August 15, 2015

I’ve been trying to get back into the groove on running games.  It’s been tough as I can’t run with my usual group due to my new job schedule, and playing online with new people involves the usual hurdles of tech logistics, new scheduling, and new communication spaces.  The thing I’ve noticed that has been the hardest part of falling back into play is keeping up momentum on scenes – which, when I think back to why it worked so well for my usual group is that we’ve internalized the Primetime Adventures method of scene structuring, which boils down to this:

Go around the table, each player (including the GM) gets a turn to set up a scene, focused on any of the PCs they’re interested in (including their own, as players).

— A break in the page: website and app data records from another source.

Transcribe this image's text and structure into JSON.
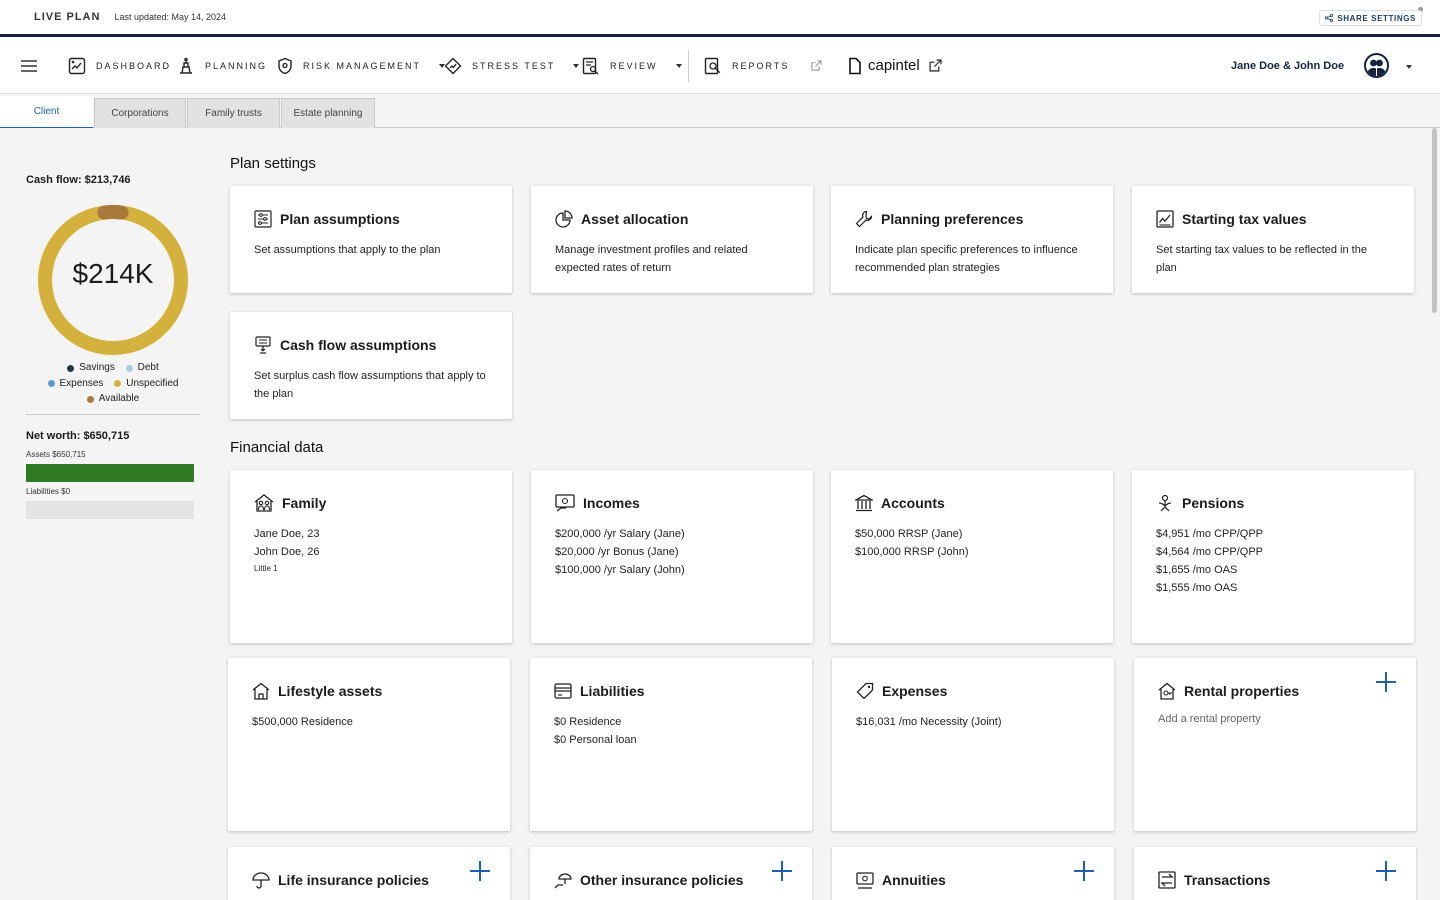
{
  "top": {
    "live_plan": "LIVE PLAN",
    "last_updated": "Last updated: May 14, 2024",
    "share_settings": "SHARE SETTINGS"
  },
  "nav": {
    "items": [
      {
        "label": "DASHBOARD",
        "icon": "dashboard-icon"
      },
      {
        "label": "PLANNING",
        "icon": "planning-icon"
      },
      {
        "label": "RISK MANAGEMENT",
        "icon": "shield-icon"
      },
      {
        "label": "STRESS TEST",
        "icon": "stress-test-icon"
      },
      {
        "label": "REVIEW",
        "icon": "review-icon"
      },
      {
        "label": "REPORTS",
        "icon": "reports-icon"
      }
    ],
    "brand": "capintel",
    "user": "Jane Doe & John Doe"
  },
  "tabs": [
    "Client",
    "Corporations",
    "Family trusts",
    "Estate planning"
  ],
  "sidebar": {
    "cash_flow_title": "Cash flow: $213,746",
    "cash_flow_center": "$214K",
    "legend": [
      {
        "label": "Savings",
        "color": "#1f3a3e"
      },
      {
        "label": "Debt",
        "color": "#a8cdd8"
      },
      {
        "label": "Expenses",
        "color": "#5b9ecb"
      },
      {
        "label": "Unspecified",
        "color": "#d4b13c"
      },
      {
        "label": "Available",
        "color": "#a77a3c"
      }
    ],
    "donut": {
      "unspecified_share": 0.96,
      "available_share": 0.04,
      "unspecified_color": "#d4b13c",
      "available_color": "#a77a3c"
    },
    "net_worth_title": "Net worth: $650,715",
    "assets_label": "Assets $650,715",
    "assets_fill": 1.0,
    "liabilities_label": "Liabilities $0",
    "liabilities_fill": 0.0
  },
  "plan_settings": {
    "title": "Plan settings",
    "cards": [
      {
        "title": "Plan assumptions",
        "desc": "Set assumptions that apply to the plan",
        "icon": "sliders-icon"
      },
      {
        "title": "Asset allocation",
        "desc": "Manage investment profiles and related expected rates of return",
        "icon": "pie-chart-icon"
      },
      {
        "title": "Planning preferences",
        "desc": "Indicate plan specific preferences to influence recommended plan strategies",
        "icon": "wrench-icon"
      },
      {
        "title": "Starting tax values",
        "desc": "Set starting tax values to be reflected in the plan",
        "icon": "tax-chart-icon"
      },
      {
        "title": "Cash flow assumptions",
        "desc": "Set surplus cash flow assumptions that apply to the plan",
        "icon": "cash-flow-icon"
      }
    ]
  },
  "financial_data": {
    "title": "Financial data",
    "family": {
      "title": "Family",
      "lines": [
        "Jane Doe, 23",
        "John Doe, 26"
      ],
      "small": "Little 1"
    },
    "incomes": {
      "title": "Incomes",
      "lines": [
        "$200,000 /yr Salary (Jane)",
        "$20,000 /yr Bonus (Jane)",
        "$100,000 /yr Salary (John)"
      ]
    },
    "accounts": {
      "title": "Accounts",
      "lines": [
        "$50,000 RRSP (Jane)",
        "$100,000 RRSP (John)"
      ]
    },
    "pensions": {
      "title": "Pensions",
      "lines": [
        "$4,951 /mo CPP/QPP",
        "$4,564 /mo CPP/QPP",
        "$1,655 /mo OAS",
        "$1,555 /mo OAS"
      ]
    },
    "lifestyle": {
      "title": "Lifestyle assets",
      "lines": [
        "$500,000 Residence"
      ]
    },
    "liabilities": {
      "title": "Liabilities",
      "lines": [
        "$0 Residence",
        "$0 Personal loan"
      ]
    },
    "expenses": {
      "title": "Expenses",
      "lines": [
        "$16,031 /mo Necessity (Joint)"
      ]
    },
    "rental": {
      "title": "Rental properties",
      "placeholder": "Add a rental property"
    },
    "life_insurance": {
      "title": "Life insurance policies"
    },
    "other_insurance": {
      "title": "Other insurance policies"
    },
    "annuities": {
      "title": "Annuities"
    },
    "transactions": {
      "title": "Transactions"
    }
  }
}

I think I’m just going to import this rule into most of the games I run, since it works better for getting people to plan for the kinds of scenes they want to see, and to have time to think about it while play continues.  As a formalized rule, it also sets expectations and I think ends up being one of the fundamental play habits which kind of permeated a lot of the games out of the Forge era, but effectively became an “unspoken oral practice” which is kind of necessary to make half of the games even work right.